PROBLEM TO WORK ON: Exclude the pictures and repeat all of the data exactly.

Page and application data records
☆ ☆ ☆ ☆ ☆

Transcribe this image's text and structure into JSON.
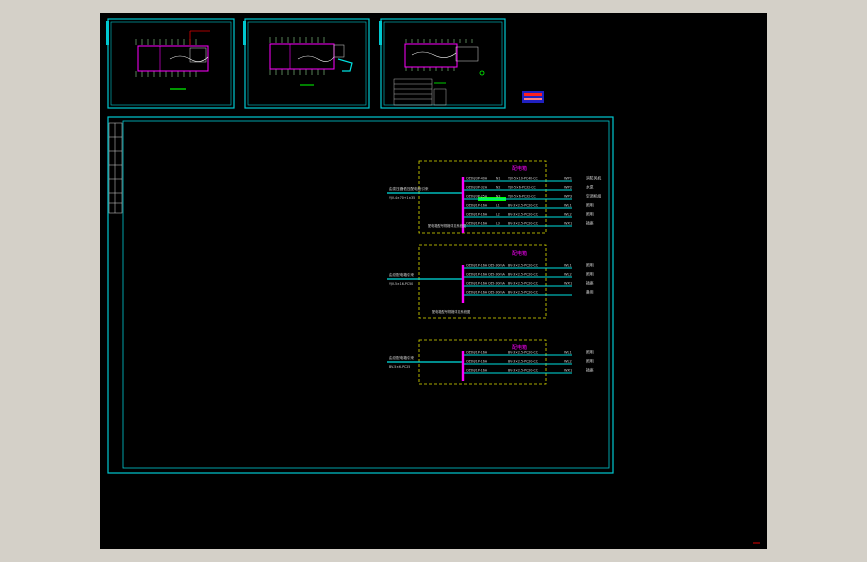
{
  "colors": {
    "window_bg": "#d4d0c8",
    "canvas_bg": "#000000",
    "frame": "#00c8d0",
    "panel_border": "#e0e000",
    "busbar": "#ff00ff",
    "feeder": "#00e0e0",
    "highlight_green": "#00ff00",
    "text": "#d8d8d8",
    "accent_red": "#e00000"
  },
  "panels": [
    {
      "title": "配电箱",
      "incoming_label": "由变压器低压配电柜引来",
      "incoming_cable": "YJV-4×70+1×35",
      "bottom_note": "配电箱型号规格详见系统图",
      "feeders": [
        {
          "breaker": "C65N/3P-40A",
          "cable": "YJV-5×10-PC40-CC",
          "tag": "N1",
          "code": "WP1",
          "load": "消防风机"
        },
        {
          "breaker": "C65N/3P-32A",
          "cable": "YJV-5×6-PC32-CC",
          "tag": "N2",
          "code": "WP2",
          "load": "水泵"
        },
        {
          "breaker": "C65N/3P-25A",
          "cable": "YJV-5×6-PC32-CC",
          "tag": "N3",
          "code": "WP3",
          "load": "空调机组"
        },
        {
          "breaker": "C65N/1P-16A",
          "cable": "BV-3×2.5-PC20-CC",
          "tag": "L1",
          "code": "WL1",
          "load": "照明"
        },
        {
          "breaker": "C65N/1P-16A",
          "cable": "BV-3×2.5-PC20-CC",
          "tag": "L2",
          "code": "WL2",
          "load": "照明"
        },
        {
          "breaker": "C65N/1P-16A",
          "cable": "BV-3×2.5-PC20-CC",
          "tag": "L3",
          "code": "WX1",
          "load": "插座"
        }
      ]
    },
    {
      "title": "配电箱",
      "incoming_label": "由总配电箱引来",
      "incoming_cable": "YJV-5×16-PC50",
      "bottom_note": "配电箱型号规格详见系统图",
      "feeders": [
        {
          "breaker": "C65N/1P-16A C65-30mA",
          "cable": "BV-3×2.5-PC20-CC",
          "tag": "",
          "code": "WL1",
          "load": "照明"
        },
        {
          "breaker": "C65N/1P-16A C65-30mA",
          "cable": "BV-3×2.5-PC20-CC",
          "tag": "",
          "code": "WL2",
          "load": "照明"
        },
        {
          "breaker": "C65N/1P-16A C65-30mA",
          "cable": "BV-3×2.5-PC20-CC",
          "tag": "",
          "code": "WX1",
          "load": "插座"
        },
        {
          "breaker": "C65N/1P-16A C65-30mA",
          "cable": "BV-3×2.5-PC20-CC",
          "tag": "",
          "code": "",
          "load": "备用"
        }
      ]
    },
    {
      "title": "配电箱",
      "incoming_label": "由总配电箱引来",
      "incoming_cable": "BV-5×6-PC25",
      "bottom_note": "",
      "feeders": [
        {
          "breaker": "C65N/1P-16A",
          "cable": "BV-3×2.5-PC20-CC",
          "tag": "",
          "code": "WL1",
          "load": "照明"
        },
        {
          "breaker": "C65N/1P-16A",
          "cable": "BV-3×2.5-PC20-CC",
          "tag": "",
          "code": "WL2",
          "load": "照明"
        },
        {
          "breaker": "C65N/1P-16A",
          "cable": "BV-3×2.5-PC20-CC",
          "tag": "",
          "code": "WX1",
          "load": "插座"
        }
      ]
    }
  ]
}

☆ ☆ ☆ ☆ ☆

EXERCISE RESULT:
Transcribe this image's text and structure into JSON.
{
  "colors": {
    "window_bg": "#d4d0c8",
    "canvas_bg": "#000000",
    "frame": "#00c8d0",
    "panel_border": "#e0e000",
    "busbar": "#ff00ff",
    "feeder": "#00e0e0",
    "highlight_green": "#00ff00",
    "text": "#d8d8d8",
    "accent_red": "#e00000"
  },
  "panels": [
    {
      "title": "配电箱",
      "incoming_label": "由变压器低压配电柜引来",
      "incoming_cable": "YJV-4×70+1×35",
      "bottom_note": "配电箱型号规格详见系统图",
      "feeders": [
        {
          "breaker": "C65N/3P-40A",
          "cable": "YJV-5×10-PC40-CC",
          "tag": "N1",
          "code": "WP1",
          "load": "消防风机"
        },
        {
          "breaker": "C65N/3P-32A",
          "cable": "YJV-5×6-PC32-CC",
          "tag": "N2",
          "code": "WP2",
          "load": "水泵"
        },
        {
          "breaker": "C65N/3P-25A",
          "cable": "YJV-5×6-PC32-CC",
          "tag": "N3",
          "code": "WP3",
          "load": "空调机组"
        },
        {
          "breaker": "C65N/1P-16A",
          "cable": "BV-3×2.5-PC20-CC",
          "tag": "L1",
          "code": "WL1",
          "load": "照明"
        },
        {
          "breaker": "C65N/1P-16A",
          "cable": "BV-3×2.5-PC20-CC",
          "tag": "L2",
          "code": "WL2",
          "load": "照明"
        },
        {
          "breaker": "C65N/1P-16A",
          "cable": "BV-3×2.5-PC20-CC",
          "tag": "L3",
          "code": "WX1",
          "load": "插座"
        }
      ]
    },
    {
      "title": "配电箱",
      "incoming_label": "由总配电箱引来",
      "incoming_cable": "YJV-5×16-PC50",
      "bottom_note": "配电箱型号规格详见系统图",
      "feeders": [
        {
          "breaker": "C65N/1P-16A C65-30mA",
          "cable": "BV-3×2.5-PC20-CC",
          "tag": "",
          "code": "WL1",
          "load": "照明"
        },
        {
          "breaker": "C65N/1P-16A C65-30mA",
          "cable": "BV-3×2.5-PC20-CC",
          "tag": "",
          "code": "WL2",
          "load": "照明"
        },
        {
          "breaker": "C65N/1P-16A C65-30mA",
          "cable": "BV-3×2.5-PC20-CC",
          "tag": "",
          "code": "WX1",
          "load": "插座"
        },
        {
          "breaker": "C65N/1P-16A C65-30mA",
          "cable": "BV-3×2.5-PC20-CC",
          "tag": "",
          "code": "",
          "load": "备用"
        }
      ]
    },
    {
      "title": "配电箱",
      "incoming_label": "由总配电箱引来",
      "incoming_cable": "BV-5×6-PC25",
      "bottom_note": "",
      "feeders": [
        {
          "breaker": "C65N/1P-16A",
          "cable": "BV-3×2.5-PC20-CC",
          "tag": "",
          "code": "WL1",
          "load": "照明"
        },
        {
          "breaker": "C65N/1P-16A",
          "cable": "BV-3×2.5-PC20-CC",
          "tag": "",
          "code": "WL2",
          "load": "照明"
        },
        {
          "breaker": "C65N/1P-16A",
          "cable": "BV-3×2.5-PC20-CC",
          "tag": "",
          "code": "WX1",
          "load": "插座"
        }
      ]
    }
  ]
}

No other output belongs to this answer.